- Action item
Using the entries that follow, establish how many lines contain the word "amount" and give only that figure.
====
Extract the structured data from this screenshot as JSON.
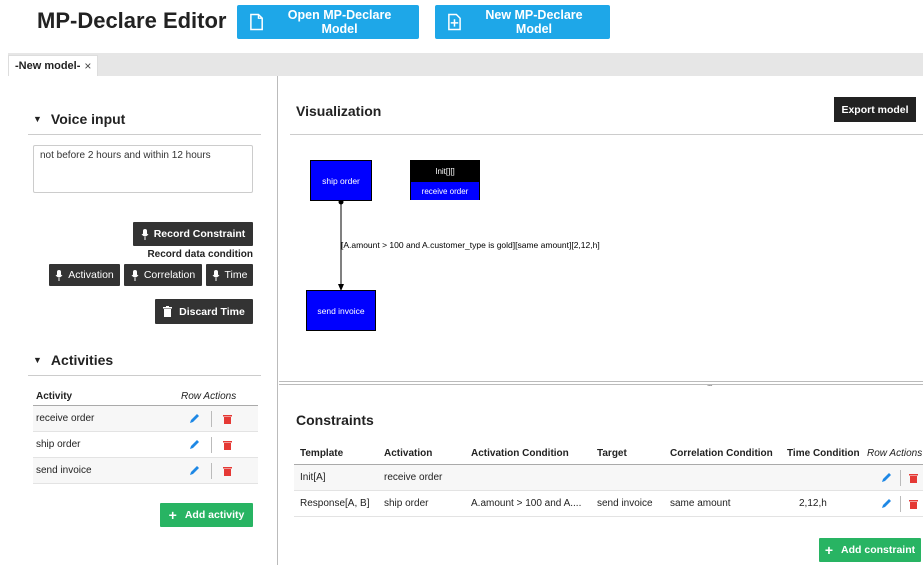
{
  "app": {
    "title": "MP-Declare Editor"
  },
  "header": {
    "open_label": "Open MP-Declare Model",
    "new_label": "New MP-Declare Model"
  },
  "tabs": [
    {
      "label": "-New model-",
      "close": "×"
    }
  ],
  "voice": {
    "title": "Voice input",
    "text": "not before 2 hours and within 12 hours",
    "record_constraint": "Record Constraint",
    "record_data_condition": "Record data condition",
    "activation": "Activation",
    "correlation": "Correlation",
    "time": "Time",
    "discard_time": "Discard Time"
  },
  "activities": {
    "title": "Activities",
    "col_activity": "Activity",
    "col_actions": "Row Actions",
    "rows": [
      {
        "name": "receive order"
      },
      {
        "name": "ship order"
      },
      {
        "name": "send invoice"
      }
    ],
    "add_label": "Add activity"
  },
  "visualization": {
    "title": "Visualization",
    "export_label": "Export model",
    "nodes": {
      "ship": "ship order",
      "init_top": "Init[][]",
      "init_bottom": "receive order",
      "invoice": "send invoice"
    },
    "edge_label": "[A.amount > 100 and A.customer_type is gold][same amount][2,12,h]",
    "grip": "....."
  },
  "constraints": {
    "title": "Constraints",
    "headers": [
      "Template",
      "Activation",
      "Activation Condition",
      "Target",
      "Correlation Condition",
      "Time Condition",
      "Row Actions"
    ],
    "rows": [
      {
        "template": "Init[A]",
        "activation": "receive order",
        "activation_condition": "",
        "target": "",
        "correlation_condition": "",
        "time_condition": ""
      },
      {
        "template": "Response[A, B]",
        "activation": "ship order",
        "activation_condition": "A.amount > 100 and A....",
        "target": "send invoice",
        "correlation_condition": "same amount",
        "time_condition": "2,12,h"
      }
    ],
    "add_label": "Add constraint"
  },
  "colors": {
    "accent": "#1ea7e8",
    "node": "#0000ff",
    "green": "#28b463",
    "dark": "#333333",
    "pencil": "#1e88e5",
    "trash": "#e53935"
  }
}
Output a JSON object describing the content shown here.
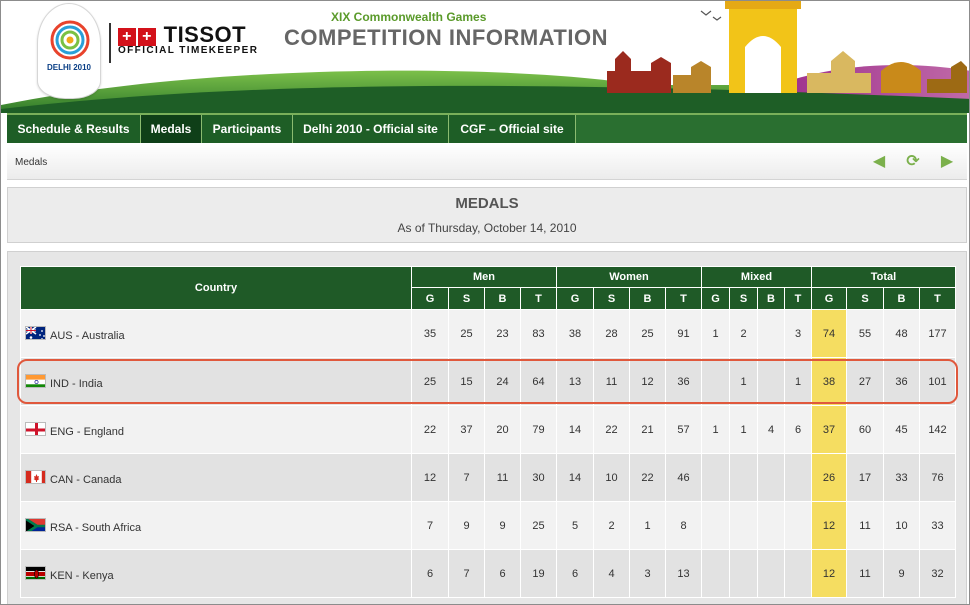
{
  "header": {
    "logo_text": "DELHI 2010",
    "brand": "TISSOT",
    "brand_sub": "OFFICIAL TIMEKEEPER",
    "event_sub": "XIX Commonwealth Games",
    "event_title": "COMPETITION INFORMATION"
  },
  "nav": {
    "items": [
      {
        "label": "Schedule & Results"
      },
      {
        "label": "Medals"
      },
      {
        "label": "Participants"
      },
      {
        "label": "Delhi 2010 - Official site"
      },
      {
        "label": "CGF – Official site"
      }
    ],
    "active": "Medals"
  },
  "breadcrumb": {
    "text": "Medals"
  },
  "page": {
    "title": "MEDALS",
    "subtitle": "As of Thursday, October 14, 2010"
  },
  "table": {
    "country_header": "Country",
    "groups": [
      "Men",
      "Women",
      "Mixed",
      "Total"
    ],
    "sub": [
      "G",
      "S",
      "B",
      "T"
    ],
    "rows": [
      {
        "country": "AUS - Australia",
        "flag": "aus-flag",
        "cells": [
          "35",
          "25",
          "23",
          "83",
          "38",
          "28",
          "25",
          "91",
          "1",
          "2",
          "",
          "3",
          "74",
          "55",
          "48",
          "177"
        ]
      },
      {
        "country": "IND - India",
        "flag": "ind-flag",
        "cells": [
          "25",
          "15",
          "24",
          "64",
          "13",
          "11",
          "12",
          "36",
          "",
          "1",
          "",
          "1",
          "38",
          "27",
          "36",
          "101"
        ]
      },
      {
        "country": "ENG - England",
        "flag": "eng-flag",
        "cells": [
          "22",
          "37",
          "20",
          "79",
          "14",
          "22",
          "21",
          "57",
          "1",
          "1",
          "4",
          "6",
          "37",
          "60",
          "45",
          "142"
        ]
      },
      {
        "country": "CAN - Canada",
        "flag": "can-flag",
        "cells": [
          "12",
          "7",
          "11",
          "30",
          "14",
          "10",
          "22",
          "46",
          "",
          "",
          "",
          "",
          "26",
          "17",
          "33",
          "76"
        ]
      },
      {
        "country": "RSA - South Africa",
        "flag": "rsa-flag",
        "cells": [
          "7",
          "9",
          "9",
          "25",
          "5",
          "2",
          "1",
          "8",
          "",
          "",
          "",
          "",
          "12",
          "11",
          "10",
          "33"
        ]
      },
      {
        "country": "KEN - Kenya",
        "flag": "ken-flag",
        "cells": [
          "6",
          "7",
          "6",
          "19",
          "6",
          "4",
          "3",
          "13",
          "",
          "",
          "",
          "",
          "12",
          "11",
          "9",
          "32"
        ]
      }
    ]
  },
  "colors": {
    "nav_green": "#1e5e26",
    "header_green": "#1f5a27",
    "gold_highlight": "#f5dd61",
    "selection_outline": "#e0583c"
  }
}
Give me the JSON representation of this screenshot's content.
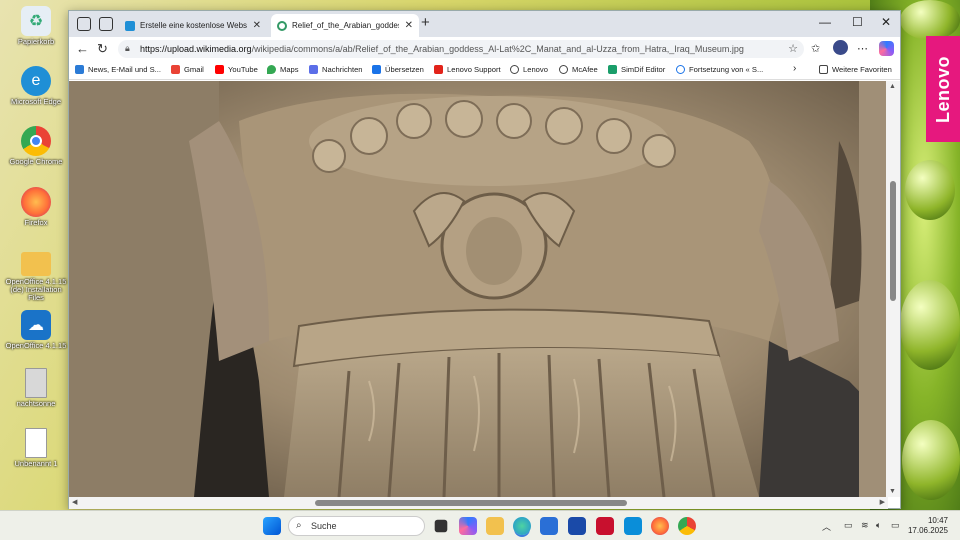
{
  "desktop": {
    "icons": [
      {
        "label": "Papierkorb",
        "icon": "recycle-bin-icon",
        "color": "#e6eef5"
      },
      {
        "label": "Microsoft Edge",
        "icon": "edge-icon",
        "color": "#1f8fd6"
      },
      {
        "label": "Google Chrome",
        "icon": "chrome-icon",
        "color": "#e8453c"
      },
      {
        "label": "Firefox",
        "icon": "firefox-icon",
        "color": "#ff7139"
      },
      {
        "label": "OpenOffice 4.1.15 (de) Installation Files",
        "icon": "folder-icon",
        "color": "#f2c14e"
      },
      {
        "label": "OpenOffice 4.1.15",
        "icon": "openoffice-icon",
        "color": "#1a73c8"
      },
      {
        "label": "nachtsonne",
        "icon": "document-image-icon",
        "color": "#c9c9c9"
      },
      {
        "label": "Unbenannt 1",
        "icon": "document-icon",
        "color": "#ffffff"
      }
    ],
    "brand_badge": "Lenovo",
    "brand_color": "#e6187e"
  },
  "browser": {
    "tabs": [
      {
        "title": "Erstelle eine kostenlose Website m",
        "icon": "edge-page-icon",
        "active": false
      },
      {
        "title": "Relief_of_the_Arabian_goddess_Al-",
        "icon": "wikimedia-icon",
        "active": true
      }
    ],
    "url_host": "https://upload.wikimedia.org",
    "url_path": "/wikipedia/commons/a/ab/Relief_of_the_Arabian_goddess_Al-Lat%2C_Manat_and_al-Uzza_from_Hatra,_Iraq_Museum.jpg",
    "favorites": [
      {
        "label": "News, E-Mail und S...",
        "color": "#2b7bd6"
      },
      {
        "label": "Gmail",
        "color": "#ea4335"
      },
      {
        "label": "YouTube",
        "color": "#ff0000"
      },
      {
        "label": "Maps",
        "color": "#34a853"
      },
      {
        "label": "Nachrichten",
        "color": "#5b6ee8"
      },
      {
        "label": "Übersetzen",
        "color": "#1a73e8"
      },
      {
        "label": "Lenovo Support",
        "color": "#e2231a"
      },
      {
        "label": "Lenovo",
        "color": "#444444"
      },
      {
        "label": "McAfee",
        "color": "#444444"
      },
      {
        "label": "SimDif Editor",
        "color": "#1a9e6a"
      },
      {
        "label": "Fortsetzung von « S...",
        "color": "#1a73e8"
      }
    ],
    "more_favorites": "Weitere Favoriten"
  },
  "taskbar": {
    "search_placeholder": "Suche",
    "time": "10:47",
    "date": "17.06.2025",
    "apps": [
      {
        "icon": "task-view-icon",
        "color": "#333333"
      },
      {
        "icon": "copilot-icon",
        "color": "#7b61ff"
      },
      {
        "icon": "file-explorer-icon",
        "color": "#f2c14e"
      },
      {
        "icon": "edge-icon",
        "color": "#1f8fd6"
      },
      {
        "icon": "store-icon",
        "color": "#2a6fd6"
      },
      {
        "icon": "lenovo-vantage-icon",
        "color": "#1a4aa8"
      },
      {
        "icon": "mcafee-icon",
        "color": "#c8102e"
      },
      {
        "icon": "app-blue-icon",
        "color": "#0a8ed9"
      },
      {
        "icon": "firefox-icon",
        "color": "#ff7139"
      },
      {
        "icon": "chrome-icon",
        "color": "#e8453c"
      }
    ]
  }
}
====
- Output for this task
3